I started a bullet journal a few months ago, and it has done wonders for me. It helps me sort out my thoughts, take stock of my day, and keep a track of my plans and goals.
You’re probably wondering what a bullet journal (or bujo) is — I know I had no idea what they were until very recently. Actually, I learned about them maybe five minutes before I decided to start one.
Basically, it’s like a journal, but short form. You write your entries as bulleted lists. Aside from that, it’s whatever you want it to be. Some people use it as a diary, others as a planner, others a combination of both. I mainly use mine for thoughts and lists, since I have a separate day planner.

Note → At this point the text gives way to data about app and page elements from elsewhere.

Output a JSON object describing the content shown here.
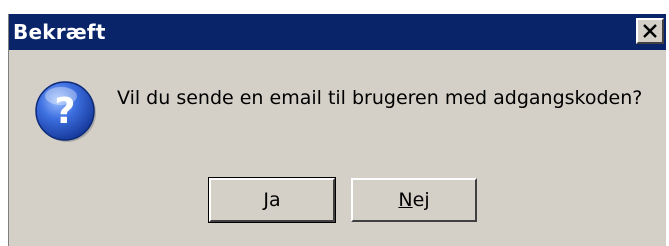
{
  "dialog": {
    "title": "Bekræft",
    "message": "Vil du sende en email til brugeren med adgangskoden?",
    "icon": "question-icon",
    "close_glyph": "✕"
  },
  "buttons": {
    "yes": {
      "mnemonic": "J",
      "rest": "a",
      "label": "Ja"
    },
    "no": {
      "mnemonic": "N",
      "rest": "ej",
      "label": "Nej"
    }
  },
  "colors": {
    "titlebar": "#0a246a",
    "dialog_bg": "#d4d0c8",
    "icon_blue": "#2a5bd7"
  }
}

Frequently, my day-to-day entries are short summaries, like in the picture. But sometimes I will get a tad more long-winded.

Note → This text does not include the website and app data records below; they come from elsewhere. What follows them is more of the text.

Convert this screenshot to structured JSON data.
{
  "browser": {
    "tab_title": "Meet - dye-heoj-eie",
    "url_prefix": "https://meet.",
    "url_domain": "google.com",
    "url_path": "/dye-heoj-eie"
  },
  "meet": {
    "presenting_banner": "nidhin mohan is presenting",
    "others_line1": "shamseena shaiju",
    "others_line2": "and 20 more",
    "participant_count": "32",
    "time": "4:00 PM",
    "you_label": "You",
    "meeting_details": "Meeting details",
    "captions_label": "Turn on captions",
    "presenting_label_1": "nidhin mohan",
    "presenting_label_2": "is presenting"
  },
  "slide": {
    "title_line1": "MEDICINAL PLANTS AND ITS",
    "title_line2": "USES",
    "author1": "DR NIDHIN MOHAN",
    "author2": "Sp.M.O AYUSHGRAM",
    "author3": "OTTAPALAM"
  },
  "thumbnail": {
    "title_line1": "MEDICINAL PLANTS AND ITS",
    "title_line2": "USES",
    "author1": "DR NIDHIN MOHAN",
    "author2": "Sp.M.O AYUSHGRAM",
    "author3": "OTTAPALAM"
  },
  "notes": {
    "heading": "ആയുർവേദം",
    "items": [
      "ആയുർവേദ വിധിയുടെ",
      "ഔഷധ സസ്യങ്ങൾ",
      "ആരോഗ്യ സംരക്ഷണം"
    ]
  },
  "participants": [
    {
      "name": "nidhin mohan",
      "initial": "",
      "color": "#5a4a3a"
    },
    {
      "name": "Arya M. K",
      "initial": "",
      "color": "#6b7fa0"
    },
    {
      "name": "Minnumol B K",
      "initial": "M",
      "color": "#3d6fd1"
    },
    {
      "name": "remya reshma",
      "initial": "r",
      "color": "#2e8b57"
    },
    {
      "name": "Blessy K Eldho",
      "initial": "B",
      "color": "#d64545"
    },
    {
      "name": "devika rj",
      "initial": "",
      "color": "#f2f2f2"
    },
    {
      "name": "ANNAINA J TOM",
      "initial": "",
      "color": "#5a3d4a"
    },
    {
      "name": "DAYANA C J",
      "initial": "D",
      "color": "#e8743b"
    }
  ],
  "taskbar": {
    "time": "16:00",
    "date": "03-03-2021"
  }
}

The day I was diagnosed with ADD I had a lot of things to process, so I filled up two pages. This is rare, however. Usually I wrote a half or a full page for a regular day.

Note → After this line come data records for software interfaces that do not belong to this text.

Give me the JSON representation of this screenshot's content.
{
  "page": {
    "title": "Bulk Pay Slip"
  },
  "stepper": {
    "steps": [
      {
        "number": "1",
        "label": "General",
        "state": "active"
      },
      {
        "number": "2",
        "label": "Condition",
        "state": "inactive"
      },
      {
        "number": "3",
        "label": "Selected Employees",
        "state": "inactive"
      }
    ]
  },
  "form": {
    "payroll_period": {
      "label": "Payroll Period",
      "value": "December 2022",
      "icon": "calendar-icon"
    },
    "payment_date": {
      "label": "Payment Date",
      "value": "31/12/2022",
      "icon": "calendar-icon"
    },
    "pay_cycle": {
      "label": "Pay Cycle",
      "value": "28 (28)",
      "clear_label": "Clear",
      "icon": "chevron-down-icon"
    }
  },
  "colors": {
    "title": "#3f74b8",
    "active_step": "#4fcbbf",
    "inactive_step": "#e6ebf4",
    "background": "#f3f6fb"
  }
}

Structurally, many bujo users will make a key and an index at the beginning. These are good for keeping track of what sorts of things you write and finding useful lists quickly. Of course, it helps to remember to update the index. Mine is a little behind.
I also like to make fun lists, like books I want to read or shows I’m watching.
Ultimately, a bujo is whatever you want it to be. That’s what is so great. It lets you be completely you, without constraints. No one is grading you or judging the content. Unless you lose your mind like I have and put images of it on the internet, no one will ever see it but you.
I know that just sounds like a diary — it basically is one, but in a format that’s less intimidating. I mentioned my recent ADD diagnosis earlier. Well, with my brain, sometimes focusing to write a full journal entry is just not gonna happen. But a list? Easy. And it lets me work through whatever I need to just the same.
So, yeah, bullet journaling is the shiz. I recommend it.